Ultimately, we parents joined hands and hearts in prayer for our precious treasures. We prayed for the doctor and the nurses too. We did aloud what we had all been doing silently in our hearts all day, giving the matter to God yet again. In that moment of unity and agreement together in prayer, we felt peace. In that deserted, stiff, non-conducive waiting room in the hospital, our hope was renewed. Soon after, I lay down across the bench and dozed. When I woke, news came that, after nearly twenty-six hours, the baby was finally born, and both mom and baby were fine.

While life provides us with many joyful moments, there are also many times when we may feel out of control or powerless. During the birth of my grandchild, a very joyous occasion, I felt powerless to ease my daughter’s suffering or to assist in any way. I felt out of control when worry and anxiety were beginning to gain the upper hand. When we prayed, I trusted God with my fears. Afterward, I felt God’s peace wash over me. At that moment, I was reminded that God is available to hear prayers and will provide strength and comfort as we place our burdens on His all-powerful shoulders.

Posted in Blog posts

Sharing Faith

I’m just going to be honest with you right now. I stink at sharing my faith. Whew! That was hard to type and embarrassing to admit, even to myself. But I’m not alone. Most Christians agree that we ought to share our faith with non-Christians, but about 78% of us haven’t in the last six months. The reason? Fear. Fear of rejection is the number one reason for neglecting to bring up spiritual topics in conversations. 

I get that, don’t you? I feel that tension every time I even think about sharing my faith with someone. But the Lord has been dealing heavily with me about it. I recently took an evangelism class that taught me some ways to better share my faith, and I would like to share with you a couple of my takeaways from that class. Here are 3 steps to help you better share your faith. Let’s work on it together!

1. Pray.

The Lord will provide you with opportunities and give you the courage you need if you will just ask, and the Holy Spirit will prompt you what to say. Evangelizing is our responsibility, but saving people is not. It really takes the pressure off when you realize that the outcome is in God’s hands. We just have to be obedient to talk to people about Him.

2. Get Educated

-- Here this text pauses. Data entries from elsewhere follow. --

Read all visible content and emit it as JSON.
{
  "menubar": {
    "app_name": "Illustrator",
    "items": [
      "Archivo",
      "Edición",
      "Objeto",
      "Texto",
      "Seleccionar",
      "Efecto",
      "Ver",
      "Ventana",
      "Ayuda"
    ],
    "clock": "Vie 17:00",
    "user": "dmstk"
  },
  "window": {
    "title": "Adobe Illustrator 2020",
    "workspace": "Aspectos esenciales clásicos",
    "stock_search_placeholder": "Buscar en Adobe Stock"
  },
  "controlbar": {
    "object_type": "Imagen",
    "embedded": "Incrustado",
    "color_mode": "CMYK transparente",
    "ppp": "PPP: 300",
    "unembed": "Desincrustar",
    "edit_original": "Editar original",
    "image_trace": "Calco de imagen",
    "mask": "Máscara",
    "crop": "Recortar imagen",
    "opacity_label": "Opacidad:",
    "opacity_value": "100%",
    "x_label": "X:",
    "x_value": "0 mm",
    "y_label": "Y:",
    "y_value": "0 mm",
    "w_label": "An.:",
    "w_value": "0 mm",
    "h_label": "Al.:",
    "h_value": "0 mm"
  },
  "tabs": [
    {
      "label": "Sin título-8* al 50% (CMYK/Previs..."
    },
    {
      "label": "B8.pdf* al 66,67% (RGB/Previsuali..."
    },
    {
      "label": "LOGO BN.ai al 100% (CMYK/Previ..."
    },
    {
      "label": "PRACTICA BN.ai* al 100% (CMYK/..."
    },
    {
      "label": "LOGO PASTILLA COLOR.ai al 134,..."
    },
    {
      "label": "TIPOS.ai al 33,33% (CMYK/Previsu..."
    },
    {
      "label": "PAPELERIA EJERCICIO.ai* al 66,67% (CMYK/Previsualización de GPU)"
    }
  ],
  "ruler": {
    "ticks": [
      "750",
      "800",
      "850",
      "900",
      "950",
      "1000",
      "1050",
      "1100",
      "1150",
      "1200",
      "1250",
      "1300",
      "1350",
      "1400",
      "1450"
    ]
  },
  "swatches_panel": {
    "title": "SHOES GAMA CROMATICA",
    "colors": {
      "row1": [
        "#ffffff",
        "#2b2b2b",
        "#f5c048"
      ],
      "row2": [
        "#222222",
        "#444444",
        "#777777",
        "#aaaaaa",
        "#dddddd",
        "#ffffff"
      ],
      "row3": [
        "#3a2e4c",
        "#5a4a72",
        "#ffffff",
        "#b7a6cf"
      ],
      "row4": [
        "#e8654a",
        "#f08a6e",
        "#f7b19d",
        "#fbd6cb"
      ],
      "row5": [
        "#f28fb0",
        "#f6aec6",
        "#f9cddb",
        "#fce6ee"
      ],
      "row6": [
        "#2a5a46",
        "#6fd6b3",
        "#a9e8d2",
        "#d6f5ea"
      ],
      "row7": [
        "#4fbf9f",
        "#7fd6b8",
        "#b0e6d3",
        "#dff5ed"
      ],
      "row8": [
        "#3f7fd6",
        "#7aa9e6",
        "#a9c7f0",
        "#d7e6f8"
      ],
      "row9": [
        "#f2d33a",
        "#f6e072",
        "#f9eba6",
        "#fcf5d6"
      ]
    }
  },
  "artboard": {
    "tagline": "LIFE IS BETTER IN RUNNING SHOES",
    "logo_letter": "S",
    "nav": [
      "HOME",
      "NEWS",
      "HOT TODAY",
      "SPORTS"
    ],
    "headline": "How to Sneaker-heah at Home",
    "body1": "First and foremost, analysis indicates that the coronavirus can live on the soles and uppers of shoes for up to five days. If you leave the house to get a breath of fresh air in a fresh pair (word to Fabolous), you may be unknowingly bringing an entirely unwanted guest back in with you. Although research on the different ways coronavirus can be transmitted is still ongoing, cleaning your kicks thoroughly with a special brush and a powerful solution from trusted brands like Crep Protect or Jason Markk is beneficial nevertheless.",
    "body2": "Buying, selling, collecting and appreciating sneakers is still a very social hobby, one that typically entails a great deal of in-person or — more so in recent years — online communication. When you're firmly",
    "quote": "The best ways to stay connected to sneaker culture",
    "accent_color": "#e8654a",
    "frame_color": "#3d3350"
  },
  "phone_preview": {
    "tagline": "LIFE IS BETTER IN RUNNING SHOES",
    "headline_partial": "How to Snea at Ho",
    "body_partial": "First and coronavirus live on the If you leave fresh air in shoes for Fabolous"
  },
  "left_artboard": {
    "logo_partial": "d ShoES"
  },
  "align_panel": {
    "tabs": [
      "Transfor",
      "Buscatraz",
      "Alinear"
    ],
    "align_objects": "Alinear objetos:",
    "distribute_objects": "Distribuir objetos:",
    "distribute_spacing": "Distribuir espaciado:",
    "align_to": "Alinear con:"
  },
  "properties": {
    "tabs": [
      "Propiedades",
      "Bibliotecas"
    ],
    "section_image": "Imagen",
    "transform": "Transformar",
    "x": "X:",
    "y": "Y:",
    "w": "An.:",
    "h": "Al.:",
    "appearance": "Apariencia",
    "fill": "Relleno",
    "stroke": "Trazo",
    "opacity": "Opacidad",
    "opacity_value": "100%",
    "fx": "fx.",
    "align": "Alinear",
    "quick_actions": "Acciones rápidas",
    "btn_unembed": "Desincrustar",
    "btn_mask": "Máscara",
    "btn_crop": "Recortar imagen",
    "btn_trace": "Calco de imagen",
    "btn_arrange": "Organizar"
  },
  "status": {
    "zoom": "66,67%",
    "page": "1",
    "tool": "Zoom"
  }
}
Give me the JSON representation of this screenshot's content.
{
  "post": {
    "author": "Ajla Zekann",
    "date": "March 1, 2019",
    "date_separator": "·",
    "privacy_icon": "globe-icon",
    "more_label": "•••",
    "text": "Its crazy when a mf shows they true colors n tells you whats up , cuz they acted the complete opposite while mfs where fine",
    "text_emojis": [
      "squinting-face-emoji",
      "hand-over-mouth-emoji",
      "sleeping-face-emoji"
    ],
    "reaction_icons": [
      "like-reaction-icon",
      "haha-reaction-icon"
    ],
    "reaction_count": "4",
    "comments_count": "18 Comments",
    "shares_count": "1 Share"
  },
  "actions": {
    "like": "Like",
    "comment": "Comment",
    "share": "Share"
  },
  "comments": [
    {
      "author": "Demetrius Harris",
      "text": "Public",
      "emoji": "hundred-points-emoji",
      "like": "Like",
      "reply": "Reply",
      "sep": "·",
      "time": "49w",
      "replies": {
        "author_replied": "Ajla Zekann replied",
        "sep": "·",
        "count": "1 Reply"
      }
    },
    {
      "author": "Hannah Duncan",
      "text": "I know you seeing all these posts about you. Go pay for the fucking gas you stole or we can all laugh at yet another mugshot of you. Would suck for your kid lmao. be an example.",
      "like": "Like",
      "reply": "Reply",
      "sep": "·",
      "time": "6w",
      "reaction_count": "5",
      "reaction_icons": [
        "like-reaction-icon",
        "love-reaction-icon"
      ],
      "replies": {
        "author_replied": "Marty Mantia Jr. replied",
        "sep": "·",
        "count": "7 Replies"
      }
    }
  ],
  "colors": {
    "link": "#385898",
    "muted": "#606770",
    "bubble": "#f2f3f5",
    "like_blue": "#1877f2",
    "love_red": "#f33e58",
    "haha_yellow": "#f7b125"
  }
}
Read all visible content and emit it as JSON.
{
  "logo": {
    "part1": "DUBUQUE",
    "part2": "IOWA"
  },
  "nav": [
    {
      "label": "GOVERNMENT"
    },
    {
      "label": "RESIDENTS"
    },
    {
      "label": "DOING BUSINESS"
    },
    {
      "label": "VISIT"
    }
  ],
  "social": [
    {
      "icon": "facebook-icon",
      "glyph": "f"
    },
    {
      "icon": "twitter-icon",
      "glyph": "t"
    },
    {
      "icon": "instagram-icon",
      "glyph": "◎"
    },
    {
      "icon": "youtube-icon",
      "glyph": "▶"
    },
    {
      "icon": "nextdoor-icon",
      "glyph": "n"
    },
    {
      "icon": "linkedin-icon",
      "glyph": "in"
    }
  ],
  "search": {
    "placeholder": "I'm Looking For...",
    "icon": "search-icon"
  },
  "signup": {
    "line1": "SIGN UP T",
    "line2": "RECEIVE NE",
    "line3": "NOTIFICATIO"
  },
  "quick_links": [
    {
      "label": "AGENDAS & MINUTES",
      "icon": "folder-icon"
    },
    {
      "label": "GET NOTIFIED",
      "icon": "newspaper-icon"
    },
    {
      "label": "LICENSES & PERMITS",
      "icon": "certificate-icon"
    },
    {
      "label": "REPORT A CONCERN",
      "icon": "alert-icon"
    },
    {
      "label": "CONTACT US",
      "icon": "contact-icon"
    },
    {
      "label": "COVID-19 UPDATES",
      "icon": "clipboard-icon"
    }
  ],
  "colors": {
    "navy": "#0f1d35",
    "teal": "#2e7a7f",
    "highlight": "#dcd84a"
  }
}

Take an evangelism course or read a book on sharing your faith. Nothing empowers like learning a tried and true technique. Start out by memorizing the Roman Road. It’s simple and presents the gospel in a clear and easy-to-understand manner. Here is a link that will explain this method of sharing the gospel:

3. Practice, Practice, Practice!

Start by buying some gospel tracts and use them as conversation starters or leave them with a generous tip for your restaurant server. They’re inexpensive and help open the door for evangelism. Go here to order some: Another way to practice sharing your faith is through role-play with a friend or family member. As you begin to get familiar with a technique such as the Roman Road, try it out. The more you use it, the easier it will become.

God has given us such grace and mercy by providing salvation and eternal life through faith in Jesus. We shouldn’t keep such amazing news to ourselves! Share it!! You never know who might need to hear the Good News of the gospel.